Whichever district you’re in, there is plenty to see and do. The following are just a sample of what Quito has to offer.


Surf in Montañita, Ecuador

We all know the town… part beach, part surfer, part hippie, part backpacker, part English, part Spanish, and a whole lot of fun.

Montañita is a surfer hangout along the Pacific Coast that attracts people from around the world for the laid-back atmosphere, incredible waves, cheap accommodations, and beer clinking chatter all night long.

At first glance Montañita is just another cliche surf town, but if you delve beneath the surface you might find it’s a community full of intelligent individuals who’ve ditched their computer jobs in search of the ultimate endless summer. Continue

Trek To Inca Ruins; Ingapirca, Ecuador

Affectionately known as “The Machu Picchu of Ecuador,” Ingapirca is the largest and most important pre-Columbian architectural ruin in Ecuador. And while it may not be as impressive as its Peruvian neighbor, Ingapirca – which means “the wall of the Inca” – is certainly worth visiting.

The Incas occupied this section of Ecuador around 1470, after defeating the Cañari people. Shortly after, the Incas sent all Cañari men to live in Cusco while Inca men moved in with their women.

Due to this co-mingling, Ingapirca became a mixture of both Inca and Cañari architecture. A prime example of this can be seen in Ingapirca’s oval shaped structures; the site is in fact the only Inca ruin with an oval shaped palace in the world.

Ingapirca’s most impressive structure is the sun temple El Adoratorio, which aligns perfectly with the summer solstice. Many Cañari artifacts – including several bodies – have been discovered on the Pilaloma hill, located on the southern end of the site.

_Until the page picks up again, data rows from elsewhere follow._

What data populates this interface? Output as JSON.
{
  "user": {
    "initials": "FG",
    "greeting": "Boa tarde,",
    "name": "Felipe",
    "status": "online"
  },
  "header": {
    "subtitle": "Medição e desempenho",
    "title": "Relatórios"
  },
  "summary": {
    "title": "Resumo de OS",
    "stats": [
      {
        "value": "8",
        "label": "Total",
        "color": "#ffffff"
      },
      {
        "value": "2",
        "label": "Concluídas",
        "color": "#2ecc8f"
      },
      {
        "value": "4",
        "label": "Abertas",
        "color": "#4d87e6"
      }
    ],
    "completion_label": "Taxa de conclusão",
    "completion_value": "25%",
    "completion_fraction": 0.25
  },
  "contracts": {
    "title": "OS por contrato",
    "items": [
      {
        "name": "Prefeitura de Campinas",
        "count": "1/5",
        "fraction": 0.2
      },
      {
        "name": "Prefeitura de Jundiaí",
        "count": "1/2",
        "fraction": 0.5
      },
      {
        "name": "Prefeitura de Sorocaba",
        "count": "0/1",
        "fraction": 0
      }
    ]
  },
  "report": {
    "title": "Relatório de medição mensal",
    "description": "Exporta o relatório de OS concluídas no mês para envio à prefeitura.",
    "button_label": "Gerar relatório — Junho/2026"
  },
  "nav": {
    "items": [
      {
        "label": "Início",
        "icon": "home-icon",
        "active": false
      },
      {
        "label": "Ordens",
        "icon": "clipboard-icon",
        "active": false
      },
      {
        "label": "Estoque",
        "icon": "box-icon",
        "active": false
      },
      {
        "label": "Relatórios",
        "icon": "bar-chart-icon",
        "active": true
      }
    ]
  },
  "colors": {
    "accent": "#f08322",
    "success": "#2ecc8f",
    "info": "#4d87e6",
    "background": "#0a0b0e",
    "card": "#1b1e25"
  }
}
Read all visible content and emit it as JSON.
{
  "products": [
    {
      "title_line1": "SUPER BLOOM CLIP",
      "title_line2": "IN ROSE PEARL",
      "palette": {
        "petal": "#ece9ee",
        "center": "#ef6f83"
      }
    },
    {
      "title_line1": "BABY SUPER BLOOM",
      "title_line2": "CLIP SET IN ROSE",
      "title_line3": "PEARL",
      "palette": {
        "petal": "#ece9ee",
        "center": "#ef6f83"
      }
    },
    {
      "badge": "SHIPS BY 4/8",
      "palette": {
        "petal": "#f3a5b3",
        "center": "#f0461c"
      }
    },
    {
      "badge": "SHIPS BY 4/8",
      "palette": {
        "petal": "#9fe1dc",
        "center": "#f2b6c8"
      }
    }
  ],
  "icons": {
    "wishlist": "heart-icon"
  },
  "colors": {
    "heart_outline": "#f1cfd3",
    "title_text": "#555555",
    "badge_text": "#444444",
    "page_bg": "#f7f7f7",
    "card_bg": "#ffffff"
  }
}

There is a small on-site museum which explains the history of Ingapirca. Guides are there to answer any questions you may have. Continue

The Deadly Secret of the Amazon Rain Forest

The Amazon’s size is well known. The largest river (by discharge) in the world, it continuously pumps out roughly one-fifth of the world’s river flow. It’s so big the second largest river in the world – the Rio Negro – is a tributary of the Amazon itself.

Sure, the river is large… but what really stands out is the Amazon Basin’s wildlife. In fact, the Amazon Basin houses over one-third of the world’s species, including one-fifth of all bird species and over 2.5 million different insect species. In a single square kilometer, you can expect to find over 75,000 species of tree and over 150,000 species of plants.

In short: it’s the most bio-diverse place on Earth.